Perched between the cold, clinical world of illness and the redemptive world of nature, Pinto tries to show how time has slowed for him — not only due to the paralyzing effects of his treatment, but also because he’s more in touch with what’s around him. He gives the same scale to a dragonfly perched on a small branch as he does to a needle that might help save his own life. Pinto and his husband have adopted several stray dogs over the years; they helped the dogs recover, and now the dogs are helping them. “We still see ourselves at the top of a food chain that goes from simple to complex, from primitive to evolved, from darkness to light,” he ruminates. “In fact, we are survivors of a long, common history of many millions of years. We are just recent.” Onscreen, bacteria and viruses — our fellow survivors — take on beautiful, frightening forms.
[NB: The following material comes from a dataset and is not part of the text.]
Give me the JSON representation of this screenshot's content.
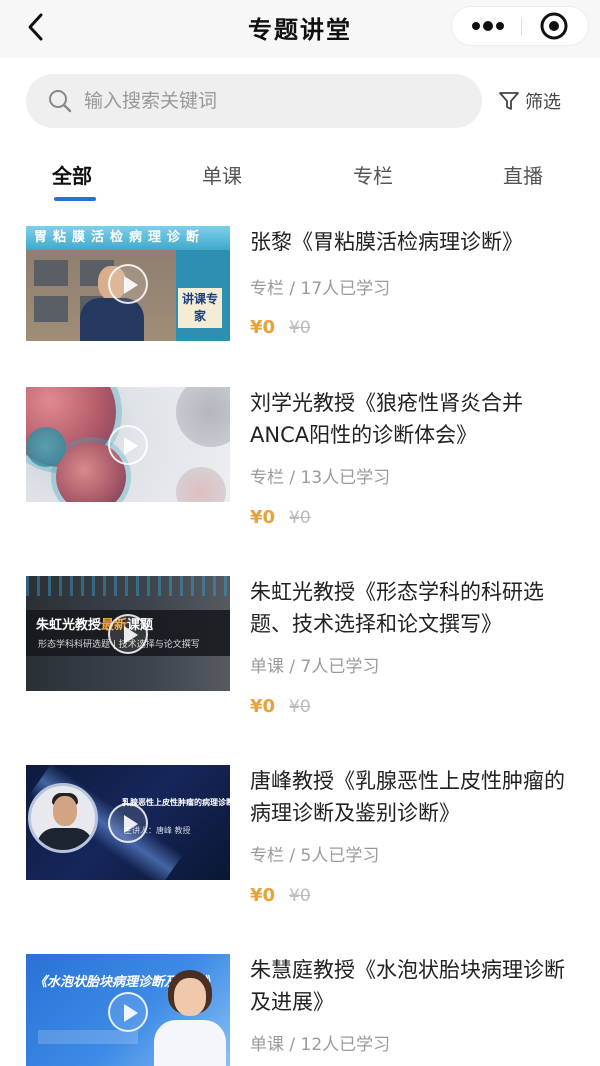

The still, fixed nature of Pinto’s gaze can be both enthralling and nausea-inducing. At one point, he shows us a close-up of two rays of sunlight hitting the same spot on a wooden floor — only at this distance, it looks like an otherworldly landscape on the screen. At another point, Pinto films himself as he lies in bed, discussing the crippling side effects of Interferon. “I could call it inertia,” he says. “It is feeling one’s will disconnected from one’s body.” His philosophical spin is betrayed by the grievously visceral nature of this moment: Throughout the scene, Pinto remains perfectly, unnaturally still — as if even the slightest movement might bring on further pain.

What Now? Remind Me is all over the place, but it never feels messy or lax. It mimics the free-associative nature of memory. Pinto reflects on friends and collaborators he’s lost. Stray images from his youth — split seconds long — speak to the heartbreak of physical decay. But the film is also suffused with the beauty of the now. Pinto shoots one idyllic sojourn with Nuno and their dogs in a field from a distance: The family is a blur in the background, while a blade of grass stands in perfect focus in the foreground. The shot initially has the feeling of a memory being born; as if Pinto is capturing this moment of happiness even as it recedes into the past. Then one of the dogs wanders to the camera, as if sensing the presence of the viewer and inviting us to join them. Just like that, the illusion of loss is broken; you begin to sense that their happiness might be in this world a little while longer. It’s but one example of how What Now? Remind Me shows that cinema can help repair the soul.